START Records shown

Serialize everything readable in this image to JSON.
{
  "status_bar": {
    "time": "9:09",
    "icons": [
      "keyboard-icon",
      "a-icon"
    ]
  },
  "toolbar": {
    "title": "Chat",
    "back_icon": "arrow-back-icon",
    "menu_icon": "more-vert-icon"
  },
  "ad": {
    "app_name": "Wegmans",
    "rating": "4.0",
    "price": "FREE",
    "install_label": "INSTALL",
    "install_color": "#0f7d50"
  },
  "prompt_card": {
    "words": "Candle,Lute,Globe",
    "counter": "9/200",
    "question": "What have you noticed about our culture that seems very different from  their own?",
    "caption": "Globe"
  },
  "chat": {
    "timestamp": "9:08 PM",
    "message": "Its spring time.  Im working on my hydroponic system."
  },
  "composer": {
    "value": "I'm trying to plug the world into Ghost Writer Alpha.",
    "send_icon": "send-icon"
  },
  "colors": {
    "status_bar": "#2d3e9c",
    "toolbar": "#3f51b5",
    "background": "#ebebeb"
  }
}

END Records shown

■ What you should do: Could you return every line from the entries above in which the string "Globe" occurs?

■ Solution to this problem:
    "words": "Candle,Lute,Globe",
    "caption": "Globe"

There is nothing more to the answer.